Being “socially conscious” may seem very 21st century. But socially responsible investing (SRI) is actually nothing new, with the first SRI fund launching in 1952.
With SRI-focused mutual funds, ETFs, government bonds and other equities, investors can put their money where their values lie more safely. The best way to determine the sustainability of an investment is in its environmental, social, and governance (or ESG) principles.
Environmental: Environmental concerns are self-explanatory, covering the environmental impact of an investment as it pertains to climate change and overall sustainability.
Social: Social concerns involve the commitment to diversity and human rights and dignity.
Governance: Governance refers to an investment’s leadership structure and its relationship to employees. Meeting this principle requires transparency for all stakeholders.
Here are some ways a values-conscious investor can look toward aligning their standards with their investments in 2020 and beyond.
The Rise Of Climate Focus
Ever since the second World War, governments around the globe have focused on managing population growth as their primary driver for planning. But the new main priority will be the environment, as looming climate change threatens to cause food shortages, as well as battles for clean air and water.
The technologies that help countries advance these goals will largely be advanced in the private sector, and as they’re adopted by governments, enjoy widespread usage.
For instance, Germany has plans to move the entire country from coal to renewable energy by 2038, and China has become the largest manufacturer and buyer of electric vehicles in the world.
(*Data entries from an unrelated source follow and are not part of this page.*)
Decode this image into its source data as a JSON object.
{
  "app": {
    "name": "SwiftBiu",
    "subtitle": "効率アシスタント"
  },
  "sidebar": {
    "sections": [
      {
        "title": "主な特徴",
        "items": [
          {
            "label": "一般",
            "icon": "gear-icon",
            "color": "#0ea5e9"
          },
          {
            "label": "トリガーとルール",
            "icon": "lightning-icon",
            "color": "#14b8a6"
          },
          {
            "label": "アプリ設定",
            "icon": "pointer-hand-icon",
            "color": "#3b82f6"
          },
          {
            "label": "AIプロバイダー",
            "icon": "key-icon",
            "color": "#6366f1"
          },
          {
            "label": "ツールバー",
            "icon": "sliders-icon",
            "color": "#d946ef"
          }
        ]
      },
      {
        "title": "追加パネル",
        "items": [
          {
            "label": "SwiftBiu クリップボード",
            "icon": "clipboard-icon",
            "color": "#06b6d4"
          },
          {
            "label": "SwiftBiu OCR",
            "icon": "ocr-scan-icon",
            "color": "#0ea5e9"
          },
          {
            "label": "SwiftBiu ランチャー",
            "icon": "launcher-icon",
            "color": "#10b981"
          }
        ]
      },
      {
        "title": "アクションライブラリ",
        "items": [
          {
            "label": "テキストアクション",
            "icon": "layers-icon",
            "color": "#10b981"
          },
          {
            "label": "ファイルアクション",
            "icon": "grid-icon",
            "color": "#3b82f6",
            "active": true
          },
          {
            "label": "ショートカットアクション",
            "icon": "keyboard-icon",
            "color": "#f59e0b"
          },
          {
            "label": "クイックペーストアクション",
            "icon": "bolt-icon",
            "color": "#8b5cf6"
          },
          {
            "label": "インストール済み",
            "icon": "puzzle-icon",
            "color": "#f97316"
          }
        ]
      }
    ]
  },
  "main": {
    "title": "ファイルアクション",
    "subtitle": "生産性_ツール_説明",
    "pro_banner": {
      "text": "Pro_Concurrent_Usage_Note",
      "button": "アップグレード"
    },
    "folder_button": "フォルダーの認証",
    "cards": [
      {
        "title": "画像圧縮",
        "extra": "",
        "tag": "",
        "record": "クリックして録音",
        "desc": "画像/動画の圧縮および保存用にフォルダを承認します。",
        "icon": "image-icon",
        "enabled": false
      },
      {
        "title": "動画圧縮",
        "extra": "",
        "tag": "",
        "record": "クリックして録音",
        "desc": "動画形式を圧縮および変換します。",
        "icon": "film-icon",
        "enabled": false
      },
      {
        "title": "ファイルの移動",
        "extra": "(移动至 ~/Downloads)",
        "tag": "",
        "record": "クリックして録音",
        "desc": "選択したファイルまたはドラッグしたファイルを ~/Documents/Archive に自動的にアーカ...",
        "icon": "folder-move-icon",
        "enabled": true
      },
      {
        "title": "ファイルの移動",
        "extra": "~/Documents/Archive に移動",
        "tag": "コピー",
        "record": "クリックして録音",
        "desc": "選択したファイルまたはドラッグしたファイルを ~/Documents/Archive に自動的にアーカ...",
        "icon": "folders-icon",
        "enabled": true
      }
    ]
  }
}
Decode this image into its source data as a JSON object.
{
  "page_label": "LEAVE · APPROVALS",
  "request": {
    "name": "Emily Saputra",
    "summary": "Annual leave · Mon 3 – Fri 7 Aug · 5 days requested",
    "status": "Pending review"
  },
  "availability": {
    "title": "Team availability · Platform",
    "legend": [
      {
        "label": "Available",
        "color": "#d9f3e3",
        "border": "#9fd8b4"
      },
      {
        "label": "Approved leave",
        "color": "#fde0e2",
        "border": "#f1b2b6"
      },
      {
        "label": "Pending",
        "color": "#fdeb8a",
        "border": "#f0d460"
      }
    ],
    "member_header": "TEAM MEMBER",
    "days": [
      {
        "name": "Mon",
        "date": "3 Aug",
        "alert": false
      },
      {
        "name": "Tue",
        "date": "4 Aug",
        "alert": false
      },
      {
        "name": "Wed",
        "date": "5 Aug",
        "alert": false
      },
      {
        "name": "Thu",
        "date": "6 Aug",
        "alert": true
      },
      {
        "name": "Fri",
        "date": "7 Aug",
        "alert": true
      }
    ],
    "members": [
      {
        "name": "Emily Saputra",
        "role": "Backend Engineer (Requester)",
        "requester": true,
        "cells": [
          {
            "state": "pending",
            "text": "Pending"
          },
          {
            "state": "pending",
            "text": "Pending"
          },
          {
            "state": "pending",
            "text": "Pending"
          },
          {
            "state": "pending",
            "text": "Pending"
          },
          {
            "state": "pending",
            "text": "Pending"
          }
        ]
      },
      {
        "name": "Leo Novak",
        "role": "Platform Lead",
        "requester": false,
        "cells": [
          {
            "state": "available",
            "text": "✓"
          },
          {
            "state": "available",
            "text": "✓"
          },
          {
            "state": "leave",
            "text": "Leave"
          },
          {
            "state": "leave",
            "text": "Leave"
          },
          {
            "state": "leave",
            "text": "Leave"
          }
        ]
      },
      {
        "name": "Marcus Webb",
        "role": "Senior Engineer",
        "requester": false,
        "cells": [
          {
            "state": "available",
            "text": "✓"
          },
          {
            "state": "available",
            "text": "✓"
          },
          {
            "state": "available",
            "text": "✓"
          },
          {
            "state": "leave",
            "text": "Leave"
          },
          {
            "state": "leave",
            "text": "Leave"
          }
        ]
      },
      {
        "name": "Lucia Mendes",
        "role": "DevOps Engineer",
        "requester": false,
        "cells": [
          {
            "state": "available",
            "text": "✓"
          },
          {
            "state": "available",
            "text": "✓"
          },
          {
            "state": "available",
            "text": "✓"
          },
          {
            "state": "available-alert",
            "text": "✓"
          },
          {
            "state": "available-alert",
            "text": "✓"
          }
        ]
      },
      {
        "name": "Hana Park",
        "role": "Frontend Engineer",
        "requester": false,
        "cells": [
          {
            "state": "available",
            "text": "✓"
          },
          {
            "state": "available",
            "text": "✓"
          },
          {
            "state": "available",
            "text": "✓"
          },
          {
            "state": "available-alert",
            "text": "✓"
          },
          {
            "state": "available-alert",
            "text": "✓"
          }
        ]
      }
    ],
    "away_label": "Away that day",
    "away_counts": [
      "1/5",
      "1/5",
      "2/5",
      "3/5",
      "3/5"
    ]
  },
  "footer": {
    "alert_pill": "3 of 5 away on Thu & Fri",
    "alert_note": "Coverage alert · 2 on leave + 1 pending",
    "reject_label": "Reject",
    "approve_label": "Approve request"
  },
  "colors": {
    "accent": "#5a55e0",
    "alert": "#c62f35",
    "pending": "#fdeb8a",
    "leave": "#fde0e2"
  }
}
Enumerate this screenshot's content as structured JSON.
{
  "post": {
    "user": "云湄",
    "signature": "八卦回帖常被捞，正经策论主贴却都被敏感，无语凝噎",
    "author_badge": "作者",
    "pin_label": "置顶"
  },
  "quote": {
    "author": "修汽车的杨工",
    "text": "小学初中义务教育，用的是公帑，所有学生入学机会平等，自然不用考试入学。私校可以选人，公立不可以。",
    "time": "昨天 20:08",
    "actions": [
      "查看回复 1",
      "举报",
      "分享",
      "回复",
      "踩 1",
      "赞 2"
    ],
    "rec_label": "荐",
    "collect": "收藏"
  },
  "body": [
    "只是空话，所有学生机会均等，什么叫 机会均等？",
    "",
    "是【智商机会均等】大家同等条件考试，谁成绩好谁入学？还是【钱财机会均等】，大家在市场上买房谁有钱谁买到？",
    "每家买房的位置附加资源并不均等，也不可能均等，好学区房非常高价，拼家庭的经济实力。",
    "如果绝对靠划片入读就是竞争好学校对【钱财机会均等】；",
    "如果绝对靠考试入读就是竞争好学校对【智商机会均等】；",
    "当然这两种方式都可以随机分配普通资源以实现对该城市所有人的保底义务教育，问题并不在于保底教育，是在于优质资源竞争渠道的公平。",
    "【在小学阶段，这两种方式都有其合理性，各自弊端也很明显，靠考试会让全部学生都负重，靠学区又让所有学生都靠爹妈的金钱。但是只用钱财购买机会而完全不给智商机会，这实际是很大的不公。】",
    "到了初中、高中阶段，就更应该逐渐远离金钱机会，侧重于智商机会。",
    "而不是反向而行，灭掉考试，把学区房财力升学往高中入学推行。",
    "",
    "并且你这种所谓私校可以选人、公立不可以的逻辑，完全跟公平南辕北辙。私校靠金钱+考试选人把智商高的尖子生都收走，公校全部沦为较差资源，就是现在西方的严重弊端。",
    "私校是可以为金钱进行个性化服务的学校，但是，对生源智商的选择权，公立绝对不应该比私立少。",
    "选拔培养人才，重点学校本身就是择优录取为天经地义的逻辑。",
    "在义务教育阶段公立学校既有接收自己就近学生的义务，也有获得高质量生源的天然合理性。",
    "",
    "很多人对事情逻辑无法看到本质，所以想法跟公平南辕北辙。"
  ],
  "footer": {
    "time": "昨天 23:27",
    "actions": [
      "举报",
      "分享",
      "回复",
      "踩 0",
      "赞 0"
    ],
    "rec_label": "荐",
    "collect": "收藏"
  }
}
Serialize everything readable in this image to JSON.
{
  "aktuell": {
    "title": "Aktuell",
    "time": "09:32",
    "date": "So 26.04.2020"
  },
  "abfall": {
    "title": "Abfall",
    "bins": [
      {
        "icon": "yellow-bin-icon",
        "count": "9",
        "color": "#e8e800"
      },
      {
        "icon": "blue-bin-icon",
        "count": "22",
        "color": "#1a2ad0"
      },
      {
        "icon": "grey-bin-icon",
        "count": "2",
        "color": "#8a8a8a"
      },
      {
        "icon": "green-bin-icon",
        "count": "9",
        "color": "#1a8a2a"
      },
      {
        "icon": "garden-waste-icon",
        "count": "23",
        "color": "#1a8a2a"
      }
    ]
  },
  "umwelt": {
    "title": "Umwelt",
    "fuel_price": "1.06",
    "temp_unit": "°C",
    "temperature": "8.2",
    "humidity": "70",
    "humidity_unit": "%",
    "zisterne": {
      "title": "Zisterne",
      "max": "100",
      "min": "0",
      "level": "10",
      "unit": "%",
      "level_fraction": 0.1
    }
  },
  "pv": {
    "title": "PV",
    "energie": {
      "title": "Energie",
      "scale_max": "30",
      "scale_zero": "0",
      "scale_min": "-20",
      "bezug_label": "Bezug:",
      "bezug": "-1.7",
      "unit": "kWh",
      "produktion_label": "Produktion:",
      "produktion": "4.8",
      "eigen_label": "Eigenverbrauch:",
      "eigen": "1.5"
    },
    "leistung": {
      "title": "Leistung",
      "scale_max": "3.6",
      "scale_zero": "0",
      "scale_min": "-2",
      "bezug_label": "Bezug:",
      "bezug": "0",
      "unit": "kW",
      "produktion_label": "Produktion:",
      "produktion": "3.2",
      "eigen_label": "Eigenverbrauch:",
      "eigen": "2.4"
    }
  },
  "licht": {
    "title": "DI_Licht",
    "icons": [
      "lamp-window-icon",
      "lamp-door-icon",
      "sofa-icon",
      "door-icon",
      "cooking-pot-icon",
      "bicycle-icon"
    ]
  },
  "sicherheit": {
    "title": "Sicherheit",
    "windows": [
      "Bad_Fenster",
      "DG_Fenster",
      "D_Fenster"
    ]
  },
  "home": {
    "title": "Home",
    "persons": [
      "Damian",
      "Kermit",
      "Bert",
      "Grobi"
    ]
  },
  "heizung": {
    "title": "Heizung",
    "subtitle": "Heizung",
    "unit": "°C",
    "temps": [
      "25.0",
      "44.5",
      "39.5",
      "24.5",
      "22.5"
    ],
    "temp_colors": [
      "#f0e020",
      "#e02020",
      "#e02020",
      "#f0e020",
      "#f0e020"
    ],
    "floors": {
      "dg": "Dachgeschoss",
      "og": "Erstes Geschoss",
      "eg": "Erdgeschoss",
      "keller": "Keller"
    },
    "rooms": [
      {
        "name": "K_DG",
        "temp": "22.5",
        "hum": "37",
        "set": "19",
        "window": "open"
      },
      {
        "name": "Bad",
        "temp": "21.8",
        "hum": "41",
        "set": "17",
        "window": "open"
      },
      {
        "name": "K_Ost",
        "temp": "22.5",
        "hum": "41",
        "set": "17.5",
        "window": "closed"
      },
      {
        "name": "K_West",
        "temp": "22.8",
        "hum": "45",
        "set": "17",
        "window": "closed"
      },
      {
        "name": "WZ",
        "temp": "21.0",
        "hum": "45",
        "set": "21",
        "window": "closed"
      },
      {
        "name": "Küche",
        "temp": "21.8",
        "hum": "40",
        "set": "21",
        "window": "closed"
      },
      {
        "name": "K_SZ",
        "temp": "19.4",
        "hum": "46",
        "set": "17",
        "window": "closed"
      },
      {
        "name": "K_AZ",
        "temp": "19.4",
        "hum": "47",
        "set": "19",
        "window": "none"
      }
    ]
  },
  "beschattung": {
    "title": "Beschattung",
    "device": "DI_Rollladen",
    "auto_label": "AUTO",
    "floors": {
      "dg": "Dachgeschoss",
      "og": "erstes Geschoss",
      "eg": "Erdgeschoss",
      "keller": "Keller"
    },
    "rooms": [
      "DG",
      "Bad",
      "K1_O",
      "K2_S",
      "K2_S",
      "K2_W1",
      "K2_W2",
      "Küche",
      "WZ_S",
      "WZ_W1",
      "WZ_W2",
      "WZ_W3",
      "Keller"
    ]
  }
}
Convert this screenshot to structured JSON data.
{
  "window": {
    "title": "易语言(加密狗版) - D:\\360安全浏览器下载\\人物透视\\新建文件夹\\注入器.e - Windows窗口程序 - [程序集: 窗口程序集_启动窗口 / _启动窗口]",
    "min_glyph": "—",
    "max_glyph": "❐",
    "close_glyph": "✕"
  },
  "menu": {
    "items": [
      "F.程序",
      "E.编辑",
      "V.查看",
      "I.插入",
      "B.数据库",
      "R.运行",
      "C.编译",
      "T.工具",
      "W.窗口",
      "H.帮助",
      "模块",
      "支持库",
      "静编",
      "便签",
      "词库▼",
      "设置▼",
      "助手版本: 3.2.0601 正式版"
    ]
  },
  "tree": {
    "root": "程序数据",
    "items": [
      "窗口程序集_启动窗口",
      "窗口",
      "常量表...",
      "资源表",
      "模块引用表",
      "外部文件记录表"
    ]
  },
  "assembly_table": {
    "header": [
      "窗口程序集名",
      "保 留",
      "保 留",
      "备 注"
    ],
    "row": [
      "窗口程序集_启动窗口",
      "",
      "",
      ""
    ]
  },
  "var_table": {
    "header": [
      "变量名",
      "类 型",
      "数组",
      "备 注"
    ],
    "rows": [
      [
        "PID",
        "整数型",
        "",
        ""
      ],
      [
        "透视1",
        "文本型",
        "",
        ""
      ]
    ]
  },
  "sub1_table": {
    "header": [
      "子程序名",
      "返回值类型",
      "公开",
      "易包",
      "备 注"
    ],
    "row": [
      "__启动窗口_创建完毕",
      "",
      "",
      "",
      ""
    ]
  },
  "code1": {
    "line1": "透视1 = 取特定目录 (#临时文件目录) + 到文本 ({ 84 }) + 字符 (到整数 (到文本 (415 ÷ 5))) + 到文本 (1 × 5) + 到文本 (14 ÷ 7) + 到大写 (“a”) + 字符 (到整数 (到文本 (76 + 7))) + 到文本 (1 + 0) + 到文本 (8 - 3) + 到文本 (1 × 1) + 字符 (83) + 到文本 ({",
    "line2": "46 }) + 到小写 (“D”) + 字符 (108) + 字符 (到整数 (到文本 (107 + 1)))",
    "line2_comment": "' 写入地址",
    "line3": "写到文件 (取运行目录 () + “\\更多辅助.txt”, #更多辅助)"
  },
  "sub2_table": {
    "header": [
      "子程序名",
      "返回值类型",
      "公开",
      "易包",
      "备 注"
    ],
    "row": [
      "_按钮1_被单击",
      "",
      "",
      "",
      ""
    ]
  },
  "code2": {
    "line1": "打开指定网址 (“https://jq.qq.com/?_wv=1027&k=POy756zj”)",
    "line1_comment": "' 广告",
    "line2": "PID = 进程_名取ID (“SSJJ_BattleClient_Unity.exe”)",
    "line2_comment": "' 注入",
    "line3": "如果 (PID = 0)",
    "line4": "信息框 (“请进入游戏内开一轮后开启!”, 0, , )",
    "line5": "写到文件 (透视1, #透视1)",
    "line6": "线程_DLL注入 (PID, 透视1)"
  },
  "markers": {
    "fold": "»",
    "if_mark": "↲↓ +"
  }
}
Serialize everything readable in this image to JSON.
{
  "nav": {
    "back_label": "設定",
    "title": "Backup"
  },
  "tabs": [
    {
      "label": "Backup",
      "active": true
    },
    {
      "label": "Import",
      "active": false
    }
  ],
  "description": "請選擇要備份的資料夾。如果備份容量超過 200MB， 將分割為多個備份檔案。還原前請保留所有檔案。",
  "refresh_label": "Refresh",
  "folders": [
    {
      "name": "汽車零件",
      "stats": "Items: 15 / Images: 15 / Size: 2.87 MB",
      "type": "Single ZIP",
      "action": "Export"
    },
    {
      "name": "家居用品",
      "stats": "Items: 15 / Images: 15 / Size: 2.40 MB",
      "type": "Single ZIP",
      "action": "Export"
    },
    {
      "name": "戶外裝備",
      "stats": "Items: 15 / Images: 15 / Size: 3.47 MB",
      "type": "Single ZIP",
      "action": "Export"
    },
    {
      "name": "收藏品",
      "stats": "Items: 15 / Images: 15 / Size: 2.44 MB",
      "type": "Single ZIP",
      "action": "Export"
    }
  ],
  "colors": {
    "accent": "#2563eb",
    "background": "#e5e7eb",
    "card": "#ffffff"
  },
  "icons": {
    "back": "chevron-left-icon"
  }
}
Many analysts believe that these green stocks could grow to become some of the world’s most valuable companies, and consumers might consider tilting their portfolio toward these securities to capture long-term opportunities.
Bonds Are Getting Big
Typically, investors look toward bonds as a defensive asset class, as they’re largely less volatile than asset classes, such as stocks. Including bonds in a portfolio tends to be a source of diversification, that helps reduce overall risk.
That said, green bonds are enjoying a big moment with investors. The first recognized green bond was issued in 2008 – and in 2019, green bond issuance is at an all-time high.
As institutions and governments raise billions to fund sustainable projects, bonds are issued to help pay for them. Proceeds from these bonds are targeting energy efficiency, pollution prevention, clean transportation and new ‘green’ technologies.
The benefit of green bonds is that they allow investors to earn tax-exempt income, while having their investments used in a positive manner.
Investing In A Post-COVID World
While COVID-19 may have put the economic world on its heels, many believe that it’s actually accelerating ESG investing and corporate sustainability practices.
As billions of people around the globe were urged to avoid public places, many “stay-at-home” stocks in the entertainment, tech and telecommunications sectors surged, while infrastructure-heavy securities such as retailers and airlines suffered.
Here’s how each consideration of ESG may be affected by the pandemic:
-Environmental Factors: Environmental concerns have traditionally been the most pronounced among E, S and G investors. And even during COVID, most investors have recognized that ESG and smart investing are not mutually exclusive.
-Social Factors: The very nature of human social activity has been uprooted during the pandemic, with an increase in volunteering, social cohesion and community support -- and has led Americans to reconsider their investment in companies that specialize in causes that are “bigger than ourselves”.
-Governance Factors: Many of these shifts in policy, organizational practice and technological efficiency will be reflected in global businesses over the coming years – especially as the demand for greater corporate transparency and stakeholder accountability grows.
How Signet Can Help
It is our mission to provide investment resources and strategies to clients and financial institutions helping them develop a greater knowledge and passion for sustainable, responsible and impact investments. Let us help you find your mark with our experience.
The return of Environmental, social, and governance investing may be lower than if the adviser made decisions based solely on investment considerations.
No strategy assures success or protects against loss.